» **TASK TO COMPLETE**
Could you give every record again, exactly as it reads?

» **DATA FOR THE TASK**

━━━━━━

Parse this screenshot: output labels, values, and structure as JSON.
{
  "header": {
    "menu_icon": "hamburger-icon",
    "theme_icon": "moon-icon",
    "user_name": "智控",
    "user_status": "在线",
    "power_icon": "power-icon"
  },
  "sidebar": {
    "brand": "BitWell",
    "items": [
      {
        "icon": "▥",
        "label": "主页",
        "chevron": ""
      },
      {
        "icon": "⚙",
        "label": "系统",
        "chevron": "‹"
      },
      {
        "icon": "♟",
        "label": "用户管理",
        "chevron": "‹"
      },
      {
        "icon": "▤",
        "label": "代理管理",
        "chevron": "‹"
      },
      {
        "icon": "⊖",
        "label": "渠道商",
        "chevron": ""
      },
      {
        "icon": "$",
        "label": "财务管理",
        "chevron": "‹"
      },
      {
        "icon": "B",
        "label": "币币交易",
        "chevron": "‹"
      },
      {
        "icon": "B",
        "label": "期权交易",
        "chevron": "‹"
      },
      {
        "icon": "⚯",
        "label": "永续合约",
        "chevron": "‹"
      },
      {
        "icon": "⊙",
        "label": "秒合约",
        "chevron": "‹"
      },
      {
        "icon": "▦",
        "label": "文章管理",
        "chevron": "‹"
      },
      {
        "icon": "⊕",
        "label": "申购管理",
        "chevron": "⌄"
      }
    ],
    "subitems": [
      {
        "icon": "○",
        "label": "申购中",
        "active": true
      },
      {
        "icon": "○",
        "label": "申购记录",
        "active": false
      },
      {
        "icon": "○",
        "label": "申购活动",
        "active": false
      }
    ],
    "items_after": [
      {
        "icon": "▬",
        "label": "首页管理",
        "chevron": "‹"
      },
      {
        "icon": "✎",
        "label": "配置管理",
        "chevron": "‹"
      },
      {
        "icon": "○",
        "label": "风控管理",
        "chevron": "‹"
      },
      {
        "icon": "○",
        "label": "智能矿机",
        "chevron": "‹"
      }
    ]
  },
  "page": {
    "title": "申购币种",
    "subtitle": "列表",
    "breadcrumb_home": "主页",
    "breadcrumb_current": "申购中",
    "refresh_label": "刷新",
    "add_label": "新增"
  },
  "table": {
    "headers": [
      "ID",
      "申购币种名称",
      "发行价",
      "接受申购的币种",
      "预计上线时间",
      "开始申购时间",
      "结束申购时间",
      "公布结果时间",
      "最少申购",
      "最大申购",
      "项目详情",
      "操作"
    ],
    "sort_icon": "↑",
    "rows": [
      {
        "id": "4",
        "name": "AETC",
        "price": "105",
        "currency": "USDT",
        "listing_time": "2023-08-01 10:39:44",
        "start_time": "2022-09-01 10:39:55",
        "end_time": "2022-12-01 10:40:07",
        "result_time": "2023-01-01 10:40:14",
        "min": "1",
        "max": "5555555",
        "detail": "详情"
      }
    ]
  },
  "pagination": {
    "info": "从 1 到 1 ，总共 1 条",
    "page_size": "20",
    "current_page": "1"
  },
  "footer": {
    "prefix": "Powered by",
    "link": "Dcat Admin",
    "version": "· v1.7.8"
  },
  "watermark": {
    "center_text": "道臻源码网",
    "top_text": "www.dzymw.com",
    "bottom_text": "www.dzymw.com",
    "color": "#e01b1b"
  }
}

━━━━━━

» **RESULT OF THIS TASK**
Parse this screenshot: output labels, values, and structure as JSON.
{
  "header": {
    "menu_icon": "hamburger-icon",
    "theme_icon": "moon-icon",
    "user_name": "智控",
    "user_status": "在线",
    "power_icon": "power-icon"
  },
  "sidebar": {
    "brand": "BitWell",
    "items": [
      {
        "icon": "▥",
        "label": "主页",
        "chevron": ""
      },
      {
        "icon": "⚙",
        "label": "系统",
        "chevron": "‹"
      },
      {
        "icon": "♟",
        "label": "用户管理",
        "chevron": "‹"
      },
      {
        "icon": "▤",
        "label": "代理管理",
        "chevron": "‹"
      },
      {
        "icon": "⊖",
        "label": "渠道商",
        "chevron": ""
      },
      {
        "icon": "$",
        "label": "财务管理",
        "chevron": "‹"
      },
      {
        "icon": "B",
        "label": "币币交易",
        "chevron": "‹"
      },
      {
        "icon": "B",
        "label": "期权交易",
        "chevron": "‹"
      },
      {
        "icon": "⚯",
        "label": "永续合约",
        "chevron": "‹"
      },
      {
        "icon": "⊙",
        "label": "秒合约",
        "chevron": "‹"
      },
      {
        "icon": "▦",
        "label": "文章管理",
        "chevron": "‹"
      },
      {
        "icon": "⊕",
        "label": "申购管理",
        "chevron": "⌄"
      }
    ],
    "subitems": [
      {
        "icon": "○",
        "label": "申购中",
        "active": true
      },
      {
        "icon": "○",
        "label": "申购记录",
        "active": false
      },
      {
        "icon": "○",
        "label": "申购活动",
        "active": false
      }
    ],
    "items_after": [
      {
        "icon": "▬",
        "label": "首页管理",
        "chevron": "‹"
      },
      {
        "icon": "✎",
        "label": "配置管理",
        "chevron": "‹"
      },
      {
        "icon": "○",
        "label": "风控管理",
        "chevron": "‹"
      },
      {
        "icon": "○",
        "label": "智能矿机",
        "chevron": "‹"
      }
    ]
  },
  "page": {
    "title": "申购币种",
    "subtitle": "列表",
    "breadcrumb_home": "主页",
    "breadcrumb_current": "申购中",
    "refresh_label": "刷新",
    "add_label": "新增"
  },
  "table": {
    "headers": [
      "ID",
      "申购币种名称",
      "发行价",
      "接受申购的币种",
      "预计上线时间",
      "开始申购时间",
      "结束申购时间",
      "公布结果时间",
      "最少申购",
      "最大申购",
      "项目详情",
      "操作"
    ],
    "sort_icon": "↑",
    "rows": [
      {
        "id": "4",
        "name": "AETC",
        "price": "105",
        "currency": "USDT",
        "listing_time": "2023-08-01 10:39:44",
        "start_time": "2022-09-01 10:39:55",
        "end_time": "2022-12-01 10:40:07",
        "result_time": "2023-01-01 10:40:14",
        "min": "1",
        "max": "5555555",
        "detail": "详情"
      }
    ]
  },
  "pagination": {
    "info": "从 1 到 1 ，总共 1 条",
    "page_size": "20",
    "current_page": "1"
  },
  "footer": {
    "prefix": "Powered by",
    "link": "Dcat Admin",
    "version": "· v1.7.8"
  },
  "watermark": {
    "center_text": "道臻源码网",
    "top_text": "www.dzymw.com",
    "bottom_text": "www.dzymw.com",
    "color": "#e01b1b"
  }
}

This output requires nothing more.